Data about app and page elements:
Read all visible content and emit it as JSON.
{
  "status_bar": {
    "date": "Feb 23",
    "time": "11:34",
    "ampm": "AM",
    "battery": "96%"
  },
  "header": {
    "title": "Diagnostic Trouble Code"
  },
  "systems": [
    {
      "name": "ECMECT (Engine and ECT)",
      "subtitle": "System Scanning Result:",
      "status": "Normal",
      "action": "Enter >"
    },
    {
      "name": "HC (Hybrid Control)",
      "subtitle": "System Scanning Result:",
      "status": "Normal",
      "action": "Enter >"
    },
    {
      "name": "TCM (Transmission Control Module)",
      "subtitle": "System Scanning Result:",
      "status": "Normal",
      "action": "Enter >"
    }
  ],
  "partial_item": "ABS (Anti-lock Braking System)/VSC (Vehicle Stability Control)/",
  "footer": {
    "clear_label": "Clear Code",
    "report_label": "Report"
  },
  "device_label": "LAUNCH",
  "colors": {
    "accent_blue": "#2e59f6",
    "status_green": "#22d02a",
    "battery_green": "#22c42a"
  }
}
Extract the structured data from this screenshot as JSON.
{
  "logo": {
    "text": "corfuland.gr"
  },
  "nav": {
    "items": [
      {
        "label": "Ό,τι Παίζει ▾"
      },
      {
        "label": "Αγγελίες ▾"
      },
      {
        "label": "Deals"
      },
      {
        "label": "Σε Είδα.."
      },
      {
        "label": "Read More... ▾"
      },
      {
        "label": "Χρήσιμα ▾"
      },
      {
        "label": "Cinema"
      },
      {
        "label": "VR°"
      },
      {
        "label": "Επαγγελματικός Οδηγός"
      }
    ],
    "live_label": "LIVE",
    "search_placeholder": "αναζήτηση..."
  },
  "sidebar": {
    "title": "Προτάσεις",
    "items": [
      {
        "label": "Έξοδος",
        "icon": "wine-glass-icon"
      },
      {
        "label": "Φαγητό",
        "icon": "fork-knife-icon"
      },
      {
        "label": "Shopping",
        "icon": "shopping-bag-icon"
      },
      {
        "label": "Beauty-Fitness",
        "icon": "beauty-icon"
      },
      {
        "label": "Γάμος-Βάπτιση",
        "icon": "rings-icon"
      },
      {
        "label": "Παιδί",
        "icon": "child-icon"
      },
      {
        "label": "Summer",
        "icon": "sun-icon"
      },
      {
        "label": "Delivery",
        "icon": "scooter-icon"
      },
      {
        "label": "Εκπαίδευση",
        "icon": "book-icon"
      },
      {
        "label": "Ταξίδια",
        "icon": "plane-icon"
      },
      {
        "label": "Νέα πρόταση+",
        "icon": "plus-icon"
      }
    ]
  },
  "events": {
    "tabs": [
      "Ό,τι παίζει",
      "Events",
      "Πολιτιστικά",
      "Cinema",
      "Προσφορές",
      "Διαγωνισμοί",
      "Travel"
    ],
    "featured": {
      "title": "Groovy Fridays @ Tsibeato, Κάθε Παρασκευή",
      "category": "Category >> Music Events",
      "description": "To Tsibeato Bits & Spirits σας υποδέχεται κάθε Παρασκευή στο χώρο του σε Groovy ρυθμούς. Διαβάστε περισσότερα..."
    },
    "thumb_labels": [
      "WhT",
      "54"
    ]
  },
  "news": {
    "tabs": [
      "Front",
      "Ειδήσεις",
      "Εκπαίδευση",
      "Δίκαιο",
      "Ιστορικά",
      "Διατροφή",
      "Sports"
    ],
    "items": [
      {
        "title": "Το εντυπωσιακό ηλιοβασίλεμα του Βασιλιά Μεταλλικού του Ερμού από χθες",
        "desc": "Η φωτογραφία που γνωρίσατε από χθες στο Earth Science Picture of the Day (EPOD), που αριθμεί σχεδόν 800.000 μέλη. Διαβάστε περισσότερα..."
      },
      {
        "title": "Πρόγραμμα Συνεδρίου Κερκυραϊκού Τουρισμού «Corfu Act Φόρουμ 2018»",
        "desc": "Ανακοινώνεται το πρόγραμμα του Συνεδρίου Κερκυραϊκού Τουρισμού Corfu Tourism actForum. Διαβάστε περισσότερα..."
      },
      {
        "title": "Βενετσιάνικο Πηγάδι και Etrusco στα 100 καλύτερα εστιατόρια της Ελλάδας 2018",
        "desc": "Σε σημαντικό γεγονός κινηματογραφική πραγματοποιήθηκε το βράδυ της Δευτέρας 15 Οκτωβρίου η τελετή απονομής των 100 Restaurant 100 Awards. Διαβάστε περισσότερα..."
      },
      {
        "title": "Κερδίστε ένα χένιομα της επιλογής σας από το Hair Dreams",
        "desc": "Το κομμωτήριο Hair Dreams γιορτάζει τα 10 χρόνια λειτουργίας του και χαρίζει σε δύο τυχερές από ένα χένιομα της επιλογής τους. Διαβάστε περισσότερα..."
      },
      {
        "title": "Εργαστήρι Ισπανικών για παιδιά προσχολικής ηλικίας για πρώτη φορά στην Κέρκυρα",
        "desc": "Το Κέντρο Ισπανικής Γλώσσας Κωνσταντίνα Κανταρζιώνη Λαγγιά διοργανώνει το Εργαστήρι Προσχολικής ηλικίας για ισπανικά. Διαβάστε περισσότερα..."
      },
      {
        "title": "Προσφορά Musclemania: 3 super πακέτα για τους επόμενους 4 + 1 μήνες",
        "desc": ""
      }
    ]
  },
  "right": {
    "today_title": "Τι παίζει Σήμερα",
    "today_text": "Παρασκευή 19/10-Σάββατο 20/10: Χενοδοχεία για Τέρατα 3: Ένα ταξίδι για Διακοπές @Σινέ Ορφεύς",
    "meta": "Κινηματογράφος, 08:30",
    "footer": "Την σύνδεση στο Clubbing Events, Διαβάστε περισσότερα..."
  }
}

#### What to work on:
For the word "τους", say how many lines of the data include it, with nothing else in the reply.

#### Response below:
2